━━━━━ Input material ━━━━━

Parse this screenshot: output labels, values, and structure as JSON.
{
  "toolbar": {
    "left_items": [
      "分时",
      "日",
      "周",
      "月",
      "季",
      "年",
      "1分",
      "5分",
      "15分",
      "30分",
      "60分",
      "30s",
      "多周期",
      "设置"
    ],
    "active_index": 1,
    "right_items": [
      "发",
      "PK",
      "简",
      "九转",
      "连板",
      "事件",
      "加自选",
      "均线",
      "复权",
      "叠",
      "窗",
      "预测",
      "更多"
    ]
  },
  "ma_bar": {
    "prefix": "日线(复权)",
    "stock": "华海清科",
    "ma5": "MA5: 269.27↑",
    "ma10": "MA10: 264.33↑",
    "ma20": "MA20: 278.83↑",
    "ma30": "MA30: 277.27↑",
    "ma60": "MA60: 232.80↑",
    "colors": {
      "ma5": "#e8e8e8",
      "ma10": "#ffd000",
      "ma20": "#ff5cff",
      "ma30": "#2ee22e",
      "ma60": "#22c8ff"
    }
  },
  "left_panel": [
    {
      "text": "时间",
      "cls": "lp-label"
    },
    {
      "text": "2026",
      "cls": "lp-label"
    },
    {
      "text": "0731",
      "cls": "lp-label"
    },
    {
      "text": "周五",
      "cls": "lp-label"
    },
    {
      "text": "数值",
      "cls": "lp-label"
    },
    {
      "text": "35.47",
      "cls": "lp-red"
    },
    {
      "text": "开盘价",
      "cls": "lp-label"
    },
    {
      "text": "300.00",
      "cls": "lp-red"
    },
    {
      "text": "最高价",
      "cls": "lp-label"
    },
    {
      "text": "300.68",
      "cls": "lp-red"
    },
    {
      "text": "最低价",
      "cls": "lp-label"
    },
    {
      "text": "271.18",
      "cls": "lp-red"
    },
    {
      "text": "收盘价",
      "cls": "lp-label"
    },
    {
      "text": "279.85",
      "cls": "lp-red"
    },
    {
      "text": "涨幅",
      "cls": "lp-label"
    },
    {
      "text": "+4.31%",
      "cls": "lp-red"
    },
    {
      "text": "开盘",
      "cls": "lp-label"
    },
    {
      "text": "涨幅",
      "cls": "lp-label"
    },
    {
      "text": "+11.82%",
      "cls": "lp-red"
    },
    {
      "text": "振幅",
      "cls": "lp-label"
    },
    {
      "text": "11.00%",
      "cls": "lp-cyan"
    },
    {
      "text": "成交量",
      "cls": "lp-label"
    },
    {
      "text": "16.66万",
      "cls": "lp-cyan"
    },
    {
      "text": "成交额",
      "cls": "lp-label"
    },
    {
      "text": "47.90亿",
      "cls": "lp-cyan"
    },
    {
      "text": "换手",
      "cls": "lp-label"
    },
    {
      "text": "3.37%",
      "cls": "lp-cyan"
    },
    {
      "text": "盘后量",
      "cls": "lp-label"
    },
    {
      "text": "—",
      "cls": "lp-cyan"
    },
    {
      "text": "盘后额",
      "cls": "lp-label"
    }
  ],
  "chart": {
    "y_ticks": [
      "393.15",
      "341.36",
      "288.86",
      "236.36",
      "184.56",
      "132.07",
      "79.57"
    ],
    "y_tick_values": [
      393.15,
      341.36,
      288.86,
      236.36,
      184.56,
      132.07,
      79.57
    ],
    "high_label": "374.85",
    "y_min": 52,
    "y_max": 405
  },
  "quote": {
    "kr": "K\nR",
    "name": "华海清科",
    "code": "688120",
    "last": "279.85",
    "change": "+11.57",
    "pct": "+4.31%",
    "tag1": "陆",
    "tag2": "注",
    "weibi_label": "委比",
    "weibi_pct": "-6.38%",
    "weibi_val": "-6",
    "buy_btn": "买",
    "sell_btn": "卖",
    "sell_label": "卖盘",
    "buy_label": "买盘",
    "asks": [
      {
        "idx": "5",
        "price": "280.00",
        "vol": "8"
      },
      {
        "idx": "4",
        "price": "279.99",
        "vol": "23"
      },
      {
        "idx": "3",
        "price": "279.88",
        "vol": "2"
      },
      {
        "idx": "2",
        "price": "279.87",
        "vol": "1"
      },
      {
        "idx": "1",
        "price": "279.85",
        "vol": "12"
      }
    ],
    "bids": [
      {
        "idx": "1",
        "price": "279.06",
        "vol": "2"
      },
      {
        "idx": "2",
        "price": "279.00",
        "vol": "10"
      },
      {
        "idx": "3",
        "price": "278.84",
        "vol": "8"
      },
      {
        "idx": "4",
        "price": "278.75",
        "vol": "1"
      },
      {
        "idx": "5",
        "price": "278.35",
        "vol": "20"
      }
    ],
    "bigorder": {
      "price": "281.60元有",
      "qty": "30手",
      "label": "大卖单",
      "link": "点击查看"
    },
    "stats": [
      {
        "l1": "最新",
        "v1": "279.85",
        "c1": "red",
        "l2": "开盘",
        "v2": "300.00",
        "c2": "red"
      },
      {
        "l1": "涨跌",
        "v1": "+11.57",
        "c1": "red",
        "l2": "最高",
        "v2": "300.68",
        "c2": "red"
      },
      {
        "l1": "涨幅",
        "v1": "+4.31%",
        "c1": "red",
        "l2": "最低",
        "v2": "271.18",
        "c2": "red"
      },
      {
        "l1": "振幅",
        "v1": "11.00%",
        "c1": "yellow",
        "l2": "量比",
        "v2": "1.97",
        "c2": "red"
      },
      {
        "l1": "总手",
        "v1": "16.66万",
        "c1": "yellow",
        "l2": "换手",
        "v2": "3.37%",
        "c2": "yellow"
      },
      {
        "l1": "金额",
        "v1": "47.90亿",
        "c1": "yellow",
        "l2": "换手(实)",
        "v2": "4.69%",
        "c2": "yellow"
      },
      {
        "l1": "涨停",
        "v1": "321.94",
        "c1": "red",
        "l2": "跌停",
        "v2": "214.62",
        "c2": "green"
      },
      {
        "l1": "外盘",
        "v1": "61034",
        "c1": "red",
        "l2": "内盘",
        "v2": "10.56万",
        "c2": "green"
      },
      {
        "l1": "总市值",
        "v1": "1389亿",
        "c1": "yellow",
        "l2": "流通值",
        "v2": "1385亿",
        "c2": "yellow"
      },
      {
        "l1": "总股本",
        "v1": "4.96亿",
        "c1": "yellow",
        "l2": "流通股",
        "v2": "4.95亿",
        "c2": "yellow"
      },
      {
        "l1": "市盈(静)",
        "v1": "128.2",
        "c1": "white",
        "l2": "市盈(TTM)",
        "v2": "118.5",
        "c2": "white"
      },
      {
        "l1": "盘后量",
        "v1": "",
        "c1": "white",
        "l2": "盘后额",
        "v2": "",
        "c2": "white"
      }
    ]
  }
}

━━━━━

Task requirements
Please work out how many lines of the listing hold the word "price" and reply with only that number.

Response below
11